She Passes Up Chance To Say The Clintons Are Innocent
Mar. 15, 1994
LITTLE ROCK, Ark. (AP) _ A former Whitewater partner of President and Mrs. Clinton passed up an opportunity Monday to say she thinks the Clintons have done nothing wrong in the Whitewater affair.
At a news conference, Susan McDougal read a brief statement which declared simply that she and her ex-husband - failed S&L owner James McDougal - are innocent of any wrongdoing.
Ms. McDougal said the investigation of Whitewater special counsel Robert Fiske is politically motivated, and then declined to answer questions.
In an appearance Sunday on ABC's ''This Week with David Brinkley,'' James McDougal, who co-owned the Whitewater Development Corp. with the Clintons, said President Clinton is ''guilty of committing no crime.''
And he said Hillary Rodham Clinton is guilty of nothing, other than ''poor bookkeeping.''
But Susan McDougal's lawyer, Bobby McDaniel, repeatedly refused to characterize the Clintons' role in Whitewater. He noted that his client delivered all her Whitewater records to the Arkansas governor's mansion in 1991 at Bill Clinton's request, and hasn't gotten them back.
Isn't Susan McDougal letting the Clintons go ''twisting in the wind'' by not saying she thinks they've done nothing wrong? a reporter asked.
''Susan just does not want to address the Clinton'' question, McDaniel responded.
In her statement, Ms. McDougal noted that her ex-husband and her brothers were prosecuted for activities in connection with Madison Guaranty Savings and Loan, and acquitted.
''Republicans ... who persecuted us were wrong and a jury told them so,'' Ms. McDougal said.
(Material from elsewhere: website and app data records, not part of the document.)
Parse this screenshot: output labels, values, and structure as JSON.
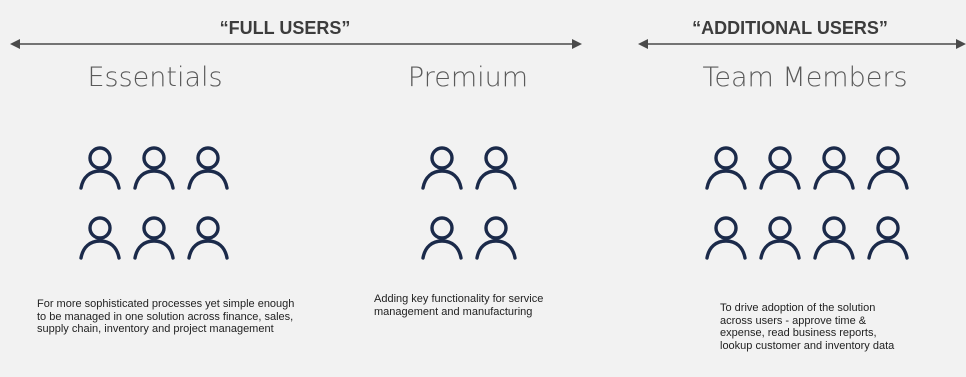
{
  "groups": {
    "full_users": {
      "heading": "“FULL USERS”"
    },
    "additional_users": {
      "heading": "“ADDITIONAL USERS”"
    }
  },
  "tiers": [
    {
      "id": "essentials",
      "title": "Essentials",
      "user_icon_count": 6,
      "description": "For more sophisticated processes yet simple enough to be managed in one solution across finance, sales, supply chain, inventory and project management"
    },
    {
      "id": "premium",
      "title": "Premium",
      "user_icon_count": 4,
      "description": "Adding key functionality for service management and manufacturing"
    },
    {
      "id": "team-members",
      "title": "Team Members",
      "user_icon_count": 8,
      "description": "To drive adoption of the solution across users - approve time & expense, read business reports, lookup customer and inventory data"
    }
  ],
  "icons": {
    "user": "person-outline-icon",
    "arrow": "double-headed-arrow"
  },
  "colors": {
    "background": "#f2f2f2",
    "icon_stroke": "#1b2a4a",
    "heading_text": "#3c3c3c",
    "title_text": "#5a5a5a",
    "arrow": "#4a4a4a"
  }
}
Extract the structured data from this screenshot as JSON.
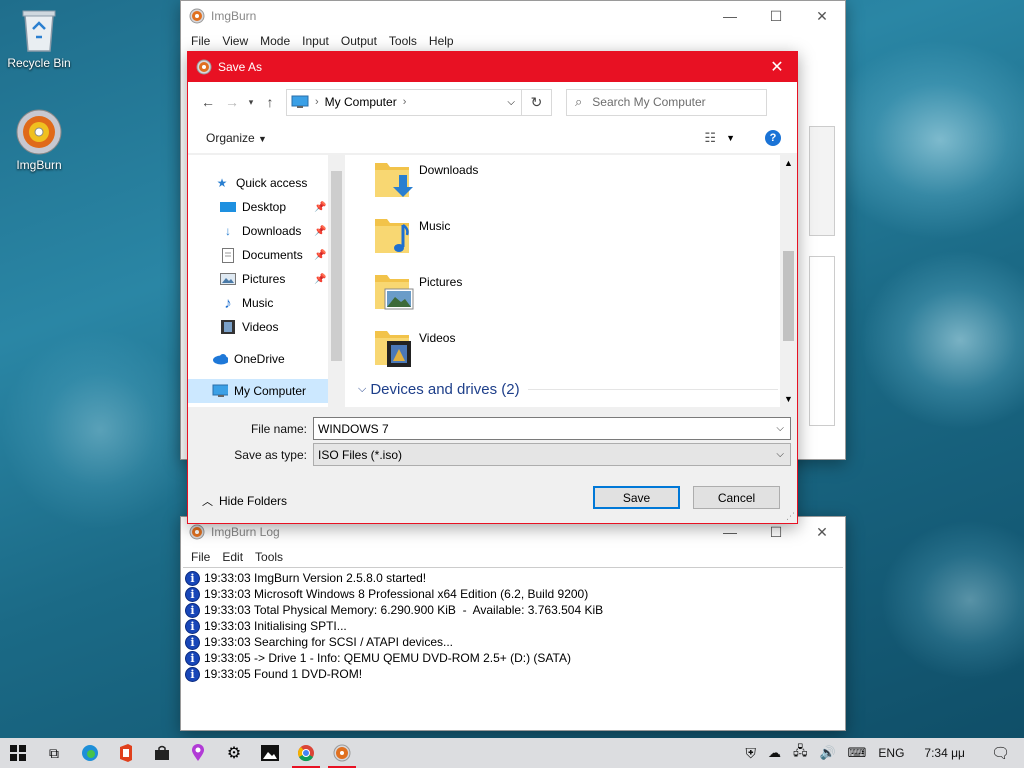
{
  "desktop": {
    "icons": [
      {
        "label": "Recycle Bin"
      },
      {
        "label": "ImgBurn"
      }
    ]
  },
  "imgburn_main": {
    "title": "ImgBurn",
    "menu": [
      "File",
      "View",
      "Mode",
      "Input",
      "Output",
      "Tools",
      "Help"
    ]
  },
  "save_dialog": {
    "title": "Save As",
    "address": {
      "location": "My Computer"
    },
    "search": {
      "placeholder": "Search My Computer"
    },
    "toolbar": {
      "organize": "Organize",
      "help": "?"
    },
    "nav": [
      {
        "label": "Quick access",
        "icon": "star-icon"
      },
      {
        "label": "Desktop",
        "icon": "desktop-folder-icon",
        "pinned": true
      },
      {
        "label": "Downloads",
        "icon": "downloads-arrow-icon",
        "pinned": true
      },
      {
        "label": "Documents",
        "icon": "document-icon",
        "pinned": true
      },
      {
        "label": "Pictures",
        "icon": "pictures-icon",
        "pinned": true
      },
      {
        "label": "Music",
        "icon": "music-note-icon"
      },
      {
        "label": "Videos",
        "icon": "film-icon"
      },
      {
        "label": "OneDrive",
        "icon": "cloud-icon"
      },
      {
        "label": "My Computer",
        "icon": "computer-icon",
        "selected": true
      }
    ],
    "folders": [
      {
        "name": "Downloads"
      },
      {
        "name": "Music"
      },
      {
        "name": "Pictures"
      },
      {
        "name": "Videos"
      }
    ],
    "group_header": "Devices and drives (2)",
    "file_name_label": "File name:",
    "file_name_value": "WINDOWS 7",
    "save_type_label": "Save as type:",
    "save_type_value": "ISO Files (*.iso)",
    "hide_folders": "Hide Folders",
    "save_button": "Save",
    "cancel_button": "Cancel",
    "accent_color": "#e81123"
  },
  "imgburn_log": {
    "title": "ImgBurn Log",
    "menu": [
      "File",
      "Edit",
      "Tools"
    ],
    "lines": [
      "19:33:03 ImgBurn Version 2.5.8.0 started!",
      "19:33:03 Microsoft Windows 8 Professional x64 Edition (6.2, Build 9200)",
      "19:33:03 Total Physical Memory: 6.290.900 KiB  -  Available: 3.763.504 KiB",
      "19:33:03 Initialising SPTI...",
      "19:33:03 Searching for SCSI / ATAPI devices...",
      "19:33:05 -> Drive 1 - Info: QEMU QEMU DVD-ROM 2.5+ (D:) (SATA)",
      "19:33:05 Found 1 DVD-ROM!"
    ]
  },
  "taskbar": {
    "language": "ENG",
    "clock": "7:34 μμ"
  }
}
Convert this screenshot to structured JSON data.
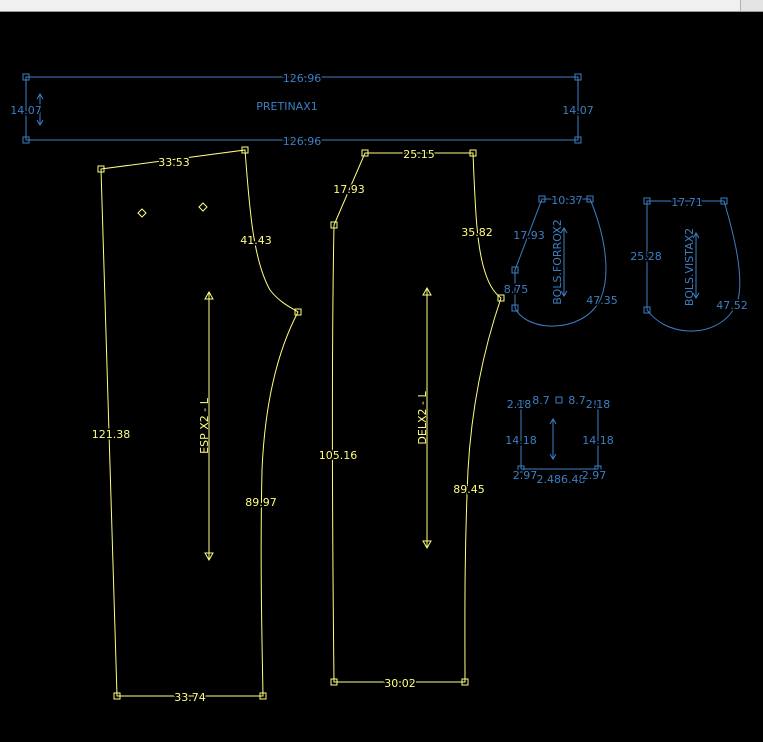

''It stayed over until Bill Clinton was elected president. Now, because of that, it has started again, and that is wrong,'' she concluded.
Ms. McDougal, 38, was the highly visible promoter for James McDougal's land development ventures, appearing in local TV commercials wearing hot pants and riding a horse.
Now, says her lawyer, she's unemployed because reporters kept contacting her about Whitewater.
''She wants to be left alone,'' McDaniel said of his client.
The McDougals and Clintons were 50-50 partners in Whitewater, the Ozarks real estate project that is part of Fiske's criminal investigation. Fiske is investigating whether depositors' money from McDougal-owned Madison Guaranty benefited the Clintons.
The federal government closed the S&L in 1989 at a cost to taxpayers of $47 million.